>>

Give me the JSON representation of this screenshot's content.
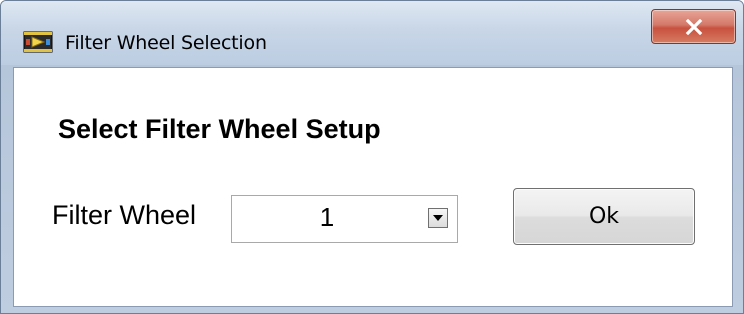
{
  "window": {
    "title": "Filter Wheel Selection",
    "icon": "labview-app-icon",
    "close_icon": "close-icon",
    "close_button_color": "#c7513f"
  },
  "dialog": {
    "heading": "Select Filter Wheel Setup",
    "filter_wheel": {
      "label": "Filter Wheel",
      "selected_value": "1",
      "dropdown_icon": "chevron-down-icon"
    },
    "ok_button_label": "Ok"
  }
}
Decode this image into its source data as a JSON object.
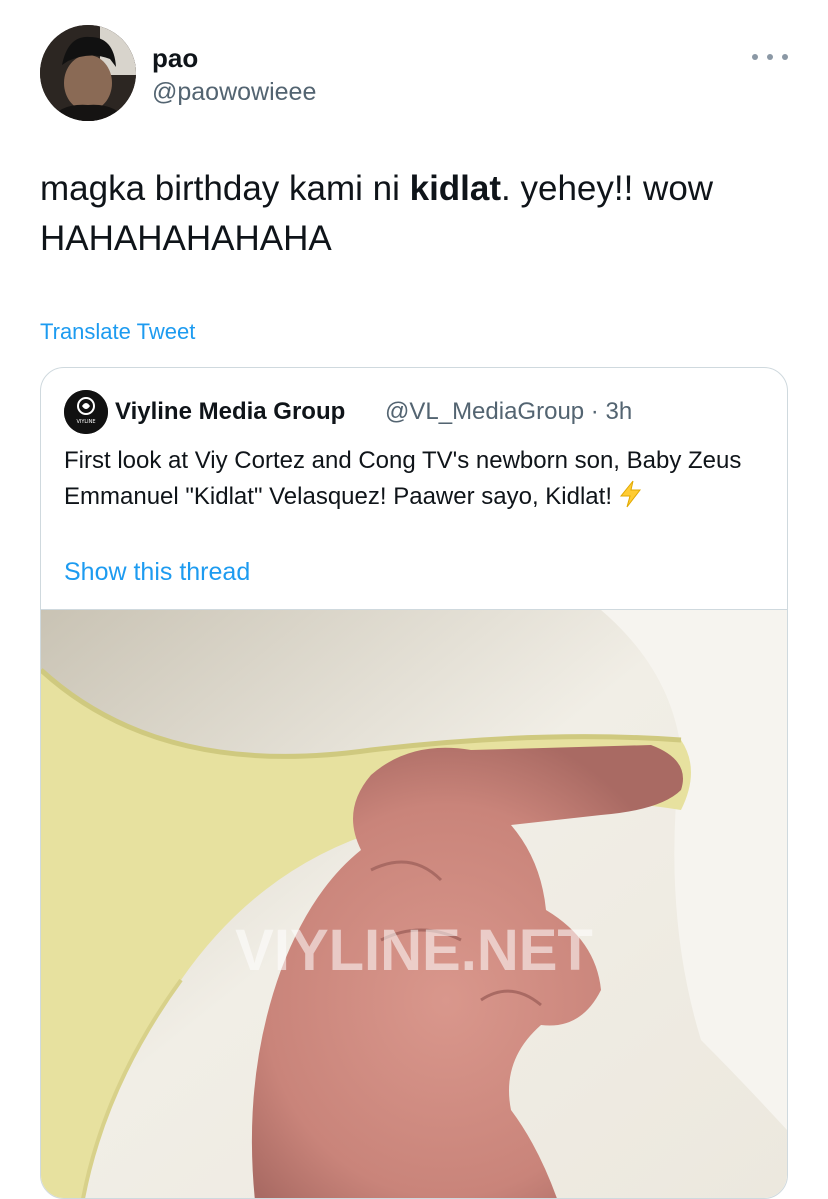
{
  "author": {
    "display_name": "pao",
    "handle": "@paowowieee"
  },
  "tweet": {
    "text_before": "magka birthday kami ni ",
    "text_bold": "kidlat",
    "text_after": ". yehey!! wow HAHAHAHAHAHA",
    "translate_label": "Translate Tweet"
  },
  "quote": {
    "display_name": "Viyline Media Group",
    "meta": "@VL_MediaGroup · 3h",
    "body": "First look at Viy Cortez and Cong TV's newborn son, Baby Zeus Emmanuel \"Kidlat\" Velasquez! Paawer sayo, Kidlat!",
    "thread_label": "Show this thread",
    "avatar_text": "VIYLINE",
    "photo_watermark": "VIYLINE.NET"
  },
  "icons": {
    "more": "more-dots-icon",
    "bolt": "lightning-bolt-icon"
  },
  "colors": {
    "link": "#1d9bf0",
    "secondary_text": "#536471",
    "border": "#cfd9de"
  }
}
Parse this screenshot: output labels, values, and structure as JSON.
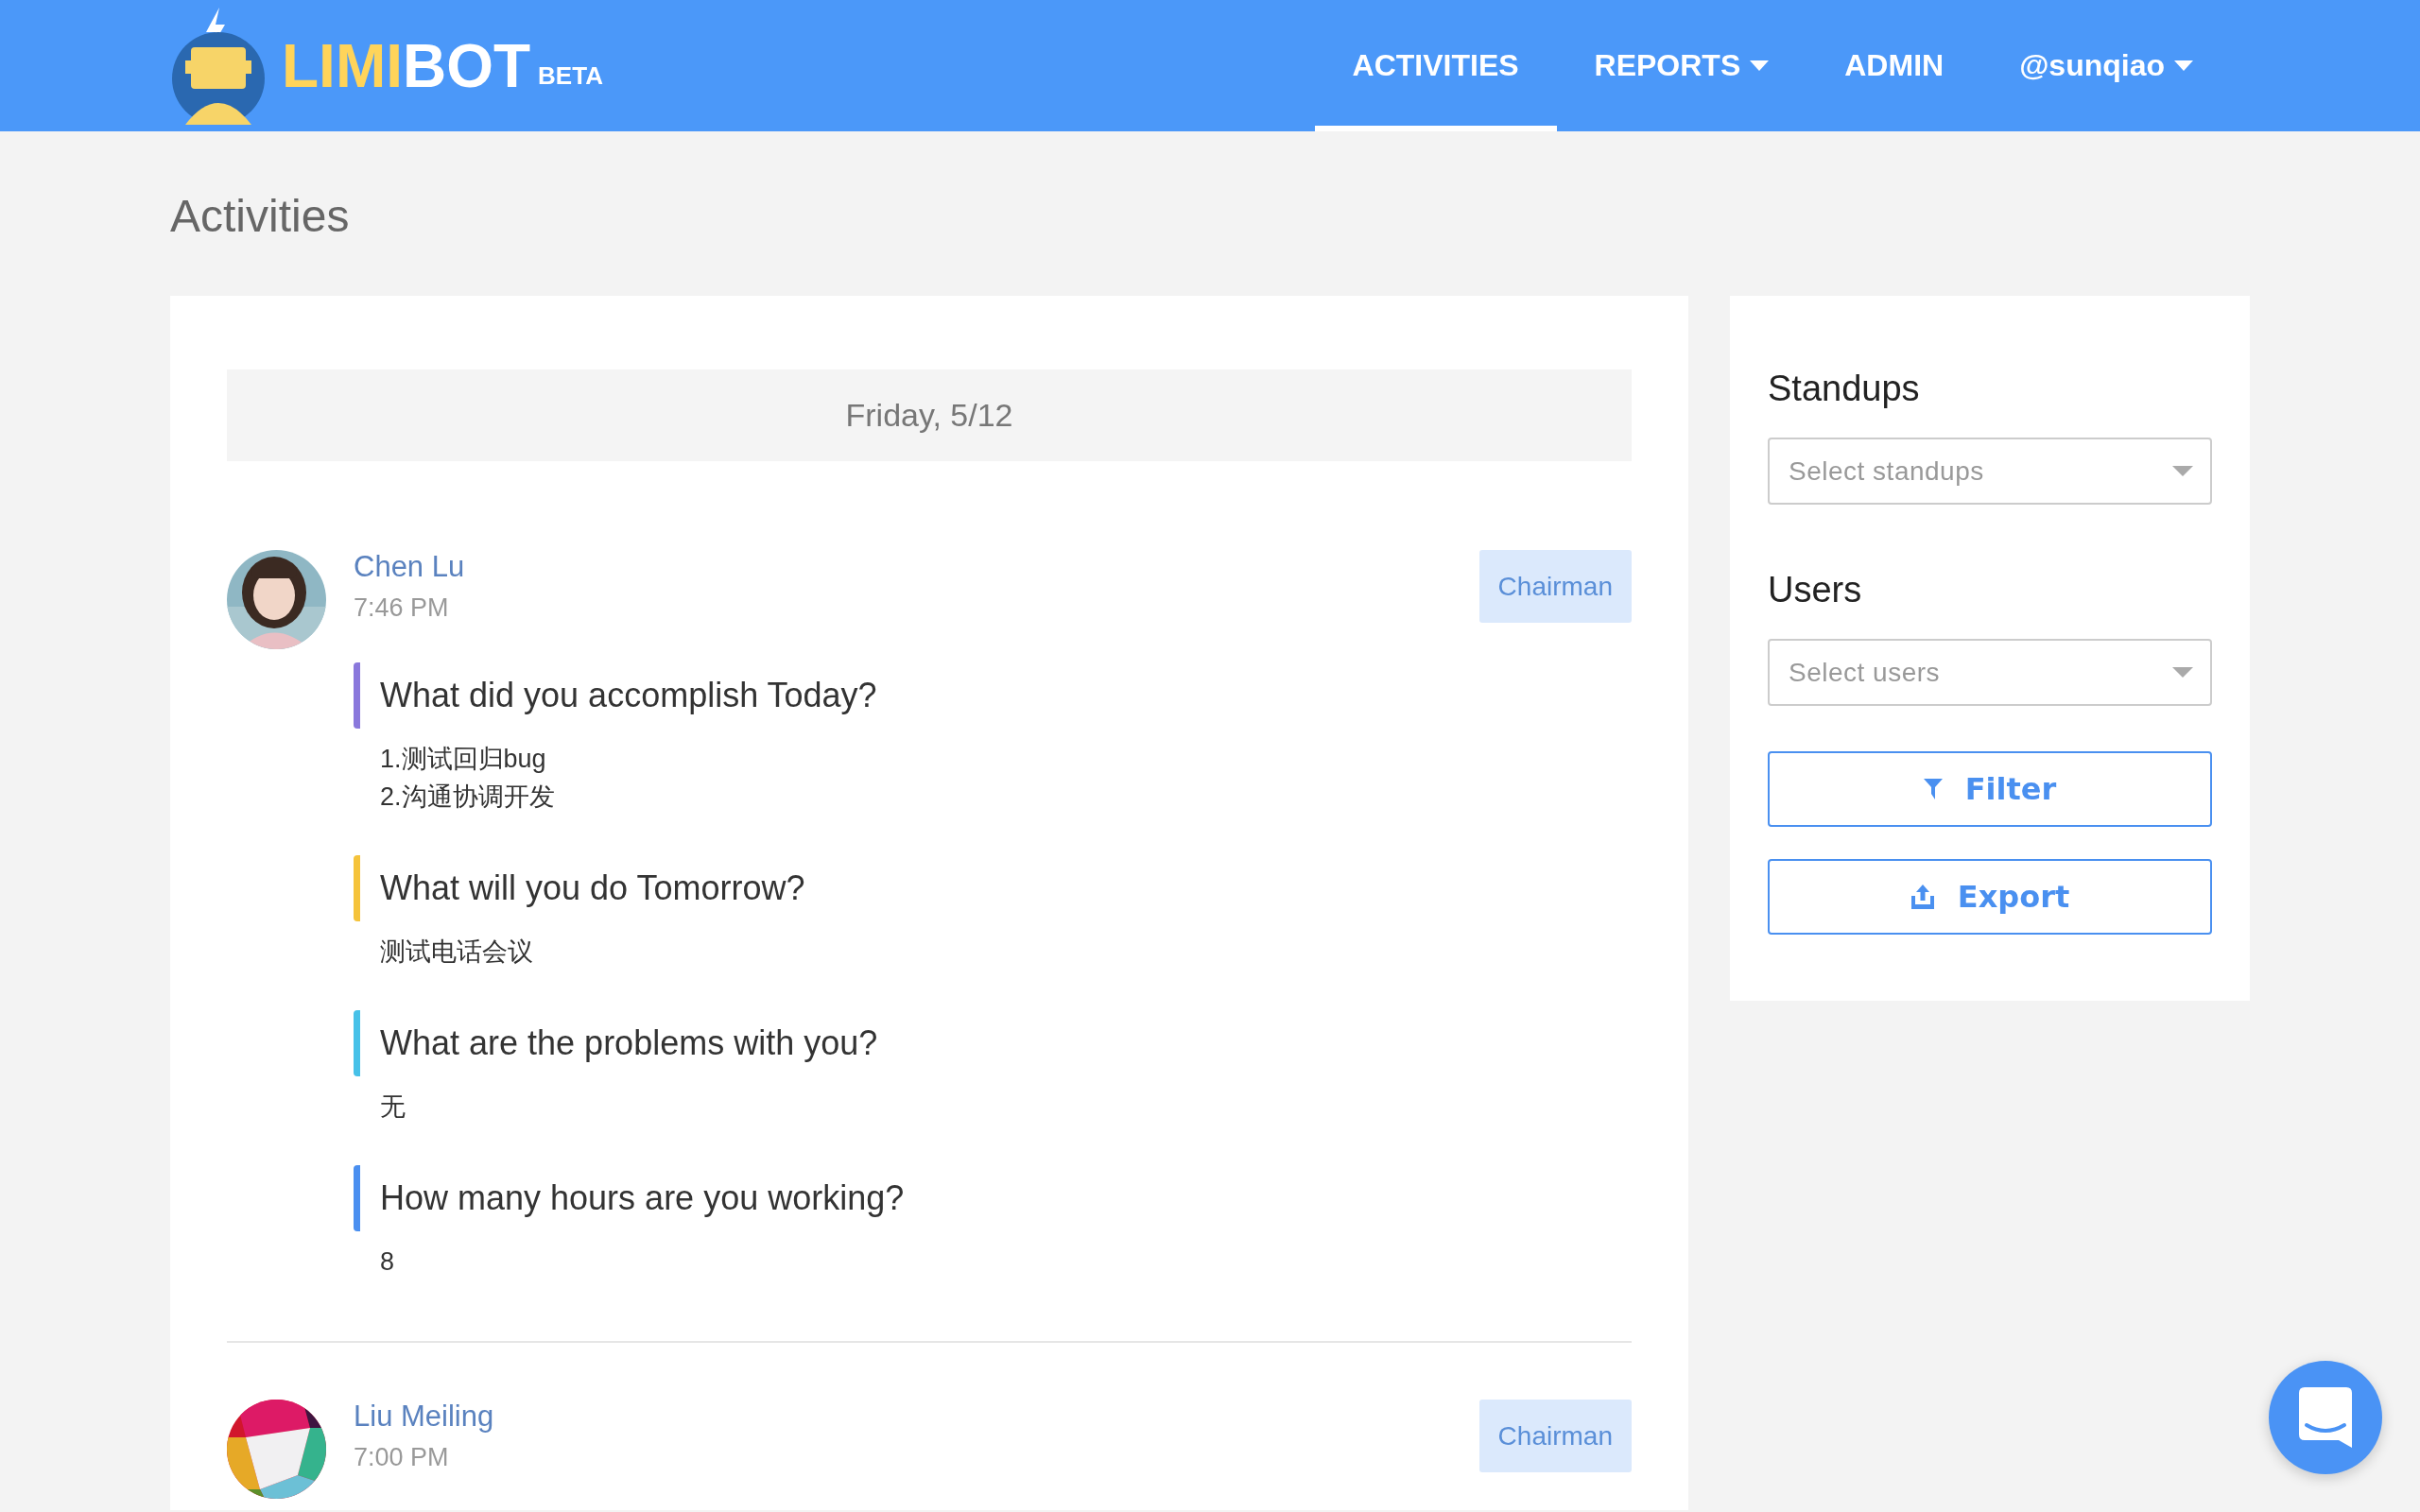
{
  "logo": {
    "name_highlight": "LIMI",
    "name_rest": "BOT",
    "badge": "BETA"
  },
  "nav": [
    {
      "label": "ACTIVITIES",
      "selected": true,
      "dropdown": false
    },
    {
      "label": "REPORTS",
      "selected": false,
      "dropdown": true
    },
    {
      "label": "ADMIN",
      "selected": false,
      "dropdown": false
    },
    {
      "label": "@sunqiao",
      "selected": false,
      "dropdown": true
    }
  ],
  "page_title": "Activities",
  "date_header": "Friday, 5/12",
  "entries": [
    {
      "name": "Chen Lu",
      "time": "7:46 PM",
      "role": "Chairman",
      "questions": [
        {
          "question": "What did you accomplish Today?",
          "color": "#8a78dc",
          "answer_lines": [
            "1.测试回归bug",
            "2.沟通协调开发"
          ]
        },
        {
          "question": "What will you do Tomorrow?",
          "color": "#f5c33b",
          "answer_lines": [
            "测试电话会议"
          ]
        },
        {
          "question": "What are the problems with you?",
          "color": "#47c1e8",
          "answer_lines": [
            "无"
          ]
        },
        {
          "question": "How many hours are you working?",
          "color": "#4a8ff0",
          "answer_lines": [
            "8"
          ]
        }
      ]
    },
    {
      "name": "Liu Meiling",
      "time": "7:00 PM",
      "role": "Chairman"
    }
  ],
  "sidebar": {
    "filters": [
      {
        "title": "Standups",
        "placeholder": "Select standups"
      },
      {
        "title": "Users",
        "placeholder": "Select users"
      }
    ],
    "buttons": [
      {
        "label": "Filter",
        "kind": "filter"
      },
      {
        "label": "Export",
        "kind": "export"
      }
    ]
  }
}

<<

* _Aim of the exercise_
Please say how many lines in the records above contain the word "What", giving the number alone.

* _Answer below_
3